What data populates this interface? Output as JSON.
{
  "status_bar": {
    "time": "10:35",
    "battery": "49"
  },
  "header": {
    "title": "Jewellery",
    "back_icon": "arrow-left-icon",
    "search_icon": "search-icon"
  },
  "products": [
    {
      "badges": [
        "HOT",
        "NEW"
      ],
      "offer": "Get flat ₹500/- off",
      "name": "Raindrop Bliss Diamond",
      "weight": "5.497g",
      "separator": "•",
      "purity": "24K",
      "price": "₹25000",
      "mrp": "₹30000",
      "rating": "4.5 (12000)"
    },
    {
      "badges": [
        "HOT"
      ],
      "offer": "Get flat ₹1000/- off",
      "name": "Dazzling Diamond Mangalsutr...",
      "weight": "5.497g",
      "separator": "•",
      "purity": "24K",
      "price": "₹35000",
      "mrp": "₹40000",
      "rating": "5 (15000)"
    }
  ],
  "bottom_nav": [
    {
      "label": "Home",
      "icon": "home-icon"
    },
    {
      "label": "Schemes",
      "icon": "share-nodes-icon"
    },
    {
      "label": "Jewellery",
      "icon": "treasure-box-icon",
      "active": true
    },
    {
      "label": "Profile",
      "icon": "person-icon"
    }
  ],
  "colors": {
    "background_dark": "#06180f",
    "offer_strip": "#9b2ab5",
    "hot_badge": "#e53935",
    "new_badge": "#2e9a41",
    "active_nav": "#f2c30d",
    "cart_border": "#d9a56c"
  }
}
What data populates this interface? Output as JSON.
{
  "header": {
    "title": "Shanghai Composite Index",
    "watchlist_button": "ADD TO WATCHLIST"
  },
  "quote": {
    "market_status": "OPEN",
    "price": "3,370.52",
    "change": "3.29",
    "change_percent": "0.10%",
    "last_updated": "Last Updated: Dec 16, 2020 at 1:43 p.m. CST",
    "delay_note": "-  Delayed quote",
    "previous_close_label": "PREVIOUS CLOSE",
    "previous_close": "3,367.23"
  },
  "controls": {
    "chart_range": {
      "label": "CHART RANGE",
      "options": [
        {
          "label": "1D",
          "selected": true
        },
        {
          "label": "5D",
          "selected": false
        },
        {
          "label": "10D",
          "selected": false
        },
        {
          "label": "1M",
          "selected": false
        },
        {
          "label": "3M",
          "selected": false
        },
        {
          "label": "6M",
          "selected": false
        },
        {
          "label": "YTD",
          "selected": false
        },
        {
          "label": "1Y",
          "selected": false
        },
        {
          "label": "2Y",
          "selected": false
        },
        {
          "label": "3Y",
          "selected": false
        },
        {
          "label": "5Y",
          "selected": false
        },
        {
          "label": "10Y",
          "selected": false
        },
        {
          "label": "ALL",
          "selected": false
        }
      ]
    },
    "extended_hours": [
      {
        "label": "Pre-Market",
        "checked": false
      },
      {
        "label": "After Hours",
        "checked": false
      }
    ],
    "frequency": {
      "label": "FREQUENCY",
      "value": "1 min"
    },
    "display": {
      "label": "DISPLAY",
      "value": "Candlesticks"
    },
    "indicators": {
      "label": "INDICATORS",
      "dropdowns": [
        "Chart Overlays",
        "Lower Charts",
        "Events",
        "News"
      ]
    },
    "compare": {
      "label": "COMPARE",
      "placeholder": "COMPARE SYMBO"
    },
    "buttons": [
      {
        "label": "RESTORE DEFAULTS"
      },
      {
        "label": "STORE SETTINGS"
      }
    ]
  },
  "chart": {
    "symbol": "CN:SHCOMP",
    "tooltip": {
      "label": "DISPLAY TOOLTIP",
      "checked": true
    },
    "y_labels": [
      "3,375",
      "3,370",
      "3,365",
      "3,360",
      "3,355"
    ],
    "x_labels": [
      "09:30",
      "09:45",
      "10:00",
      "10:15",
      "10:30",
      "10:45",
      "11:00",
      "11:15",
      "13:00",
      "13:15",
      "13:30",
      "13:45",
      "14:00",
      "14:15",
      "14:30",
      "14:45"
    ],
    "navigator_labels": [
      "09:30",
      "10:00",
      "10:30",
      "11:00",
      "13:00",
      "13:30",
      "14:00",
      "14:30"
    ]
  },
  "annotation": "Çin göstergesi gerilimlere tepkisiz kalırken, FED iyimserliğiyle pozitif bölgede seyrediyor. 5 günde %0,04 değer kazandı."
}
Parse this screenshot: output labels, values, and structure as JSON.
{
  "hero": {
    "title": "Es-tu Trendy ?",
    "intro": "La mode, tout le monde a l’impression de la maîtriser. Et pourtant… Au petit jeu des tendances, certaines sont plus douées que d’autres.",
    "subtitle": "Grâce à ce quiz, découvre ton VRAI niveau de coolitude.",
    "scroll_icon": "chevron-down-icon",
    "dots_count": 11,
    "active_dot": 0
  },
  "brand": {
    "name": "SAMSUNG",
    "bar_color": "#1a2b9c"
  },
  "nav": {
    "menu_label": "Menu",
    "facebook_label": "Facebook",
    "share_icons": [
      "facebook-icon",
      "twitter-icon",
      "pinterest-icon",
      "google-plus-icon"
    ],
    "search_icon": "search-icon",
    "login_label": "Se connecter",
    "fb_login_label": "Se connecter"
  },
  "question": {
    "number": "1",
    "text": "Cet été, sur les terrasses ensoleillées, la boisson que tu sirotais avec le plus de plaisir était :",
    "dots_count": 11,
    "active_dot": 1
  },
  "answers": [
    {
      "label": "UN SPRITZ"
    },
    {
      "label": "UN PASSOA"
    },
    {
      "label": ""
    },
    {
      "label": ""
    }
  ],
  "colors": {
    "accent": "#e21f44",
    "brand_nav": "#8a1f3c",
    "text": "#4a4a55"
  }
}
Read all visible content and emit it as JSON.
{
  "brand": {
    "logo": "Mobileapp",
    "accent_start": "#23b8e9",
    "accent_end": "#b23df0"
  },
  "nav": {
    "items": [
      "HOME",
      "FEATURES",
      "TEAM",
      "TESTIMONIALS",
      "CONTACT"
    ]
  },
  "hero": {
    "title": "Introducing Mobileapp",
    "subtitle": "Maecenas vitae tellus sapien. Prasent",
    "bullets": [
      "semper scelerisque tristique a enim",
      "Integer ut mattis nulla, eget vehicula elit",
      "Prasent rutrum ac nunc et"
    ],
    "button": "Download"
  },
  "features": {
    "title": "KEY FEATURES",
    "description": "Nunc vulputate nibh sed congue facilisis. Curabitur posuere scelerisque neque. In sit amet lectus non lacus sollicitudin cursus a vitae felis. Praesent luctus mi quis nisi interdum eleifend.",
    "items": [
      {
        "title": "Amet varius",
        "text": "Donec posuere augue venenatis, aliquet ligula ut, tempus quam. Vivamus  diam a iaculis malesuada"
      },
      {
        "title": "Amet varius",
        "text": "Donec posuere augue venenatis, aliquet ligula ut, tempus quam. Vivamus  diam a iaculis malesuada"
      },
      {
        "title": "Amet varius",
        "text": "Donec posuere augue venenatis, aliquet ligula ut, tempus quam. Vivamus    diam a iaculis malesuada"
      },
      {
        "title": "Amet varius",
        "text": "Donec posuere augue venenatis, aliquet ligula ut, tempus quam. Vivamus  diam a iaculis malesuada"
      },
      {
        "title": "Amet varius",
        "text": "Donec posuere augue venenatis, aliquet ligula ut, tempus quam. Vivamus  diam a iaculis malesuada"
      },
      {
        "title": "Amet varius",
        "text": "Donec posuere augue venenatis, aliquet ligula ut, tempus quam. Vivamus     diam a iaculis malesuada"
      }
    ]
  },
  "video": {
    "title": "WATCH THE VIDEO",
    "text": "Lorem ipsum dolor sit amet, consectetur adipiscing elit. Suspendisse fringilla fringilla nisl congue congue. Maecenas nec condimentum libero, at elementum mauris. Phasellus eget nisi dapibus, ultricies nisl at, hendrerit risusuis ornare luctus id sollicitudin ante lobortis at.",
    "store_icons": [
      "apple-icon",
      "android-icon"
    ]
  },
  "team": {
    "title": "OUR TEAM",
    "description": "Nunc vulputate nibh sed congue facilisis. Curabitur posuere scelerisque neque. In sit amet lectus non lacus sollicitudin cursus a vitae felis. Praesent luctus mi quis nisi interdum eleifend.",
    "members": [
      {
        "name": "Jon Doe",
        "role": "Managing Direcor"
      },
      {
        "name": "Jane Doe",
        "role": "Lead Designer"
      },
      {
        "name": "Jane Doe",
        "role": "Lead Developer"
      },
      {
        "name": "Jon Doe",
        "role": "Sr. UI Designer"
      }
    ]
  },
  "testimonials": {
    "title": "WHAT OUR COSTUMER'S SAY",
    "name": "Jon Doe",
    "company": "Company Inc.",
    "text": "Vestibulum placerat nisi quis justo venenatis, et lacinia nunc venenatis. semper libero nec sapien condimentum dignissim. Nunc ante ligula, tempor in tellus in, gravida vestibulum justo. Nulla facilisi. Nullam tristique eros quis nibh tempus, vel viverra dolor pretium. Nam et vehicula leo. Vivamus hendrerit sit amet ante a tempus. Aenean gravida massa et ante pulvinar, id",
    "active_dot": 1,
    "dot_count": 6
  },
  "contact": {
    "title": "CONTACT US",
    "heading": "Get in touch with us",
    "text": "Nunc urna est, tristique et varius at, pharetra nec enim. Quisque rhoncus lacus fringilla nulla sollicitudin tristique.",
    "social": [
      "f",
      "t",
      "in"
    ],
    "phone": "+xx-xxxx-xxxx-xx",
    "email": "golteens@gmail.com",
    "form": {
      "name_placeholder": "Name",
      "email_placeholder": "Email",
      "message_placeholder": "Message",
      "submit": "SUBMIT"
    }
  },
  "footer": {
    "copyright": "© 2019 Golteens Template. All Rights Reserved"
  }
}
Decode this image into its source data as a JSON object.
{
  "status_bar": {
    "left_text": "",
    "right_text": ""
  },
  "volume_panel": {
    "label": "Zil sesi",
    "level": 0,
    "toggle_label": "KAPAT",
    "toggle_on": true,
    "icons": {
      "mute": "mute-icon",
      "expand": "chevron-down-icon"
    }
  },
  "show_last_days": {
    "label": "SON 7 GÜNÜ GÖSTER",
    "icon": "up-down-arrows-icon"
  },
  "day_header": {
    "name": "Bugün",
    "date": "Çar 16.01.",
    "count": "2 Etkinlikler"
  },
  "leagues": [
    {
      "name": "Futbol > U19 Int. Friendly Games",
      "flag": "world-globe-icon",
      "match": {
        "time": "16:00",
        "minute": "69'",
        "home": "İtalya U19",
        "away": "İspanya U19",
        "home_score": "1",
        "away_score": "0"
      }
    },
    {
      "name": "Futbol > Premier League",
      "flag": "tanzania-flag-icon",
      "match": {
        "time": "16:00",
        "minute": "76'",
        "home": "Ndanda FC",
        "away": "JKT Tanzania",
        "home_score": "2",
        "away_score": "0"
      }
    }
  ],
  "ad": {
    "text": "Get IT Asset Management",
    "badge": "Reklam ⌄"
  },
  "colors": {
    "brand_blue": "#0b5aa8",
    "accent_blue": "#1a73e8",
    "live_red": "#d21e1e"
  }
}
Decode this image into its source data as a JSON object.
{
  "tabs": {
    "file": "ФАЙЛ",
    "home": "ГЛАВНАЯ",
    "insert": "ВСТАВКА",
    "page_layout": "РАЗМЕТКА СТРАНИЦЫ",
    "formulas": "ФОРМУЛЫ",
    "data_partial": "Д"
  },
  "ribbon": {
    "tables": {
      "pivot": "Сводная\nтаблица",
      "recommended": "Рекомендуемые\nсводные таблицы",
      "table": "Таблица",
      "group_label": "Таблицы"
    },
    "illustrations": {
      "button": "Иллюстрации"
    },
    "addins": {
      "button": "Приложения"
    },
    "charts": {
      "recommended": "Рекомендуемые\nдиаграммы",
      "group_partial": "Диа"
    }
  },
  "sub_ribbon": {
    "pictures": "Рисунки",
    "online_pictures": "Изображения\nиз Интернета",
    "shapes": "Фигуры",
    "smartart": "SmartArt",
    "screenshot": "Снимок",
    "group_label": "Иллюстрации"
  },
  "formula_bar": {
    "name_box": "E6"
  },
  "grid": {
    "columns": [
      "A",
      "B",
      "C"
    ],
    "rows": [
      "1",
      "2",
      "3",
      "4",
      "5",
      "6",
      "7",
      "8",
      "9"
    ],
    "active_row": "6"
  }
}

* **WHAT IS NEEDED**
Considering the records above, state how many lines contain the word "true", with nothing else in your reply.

* **ANSWER TO THE EXERCISE**
4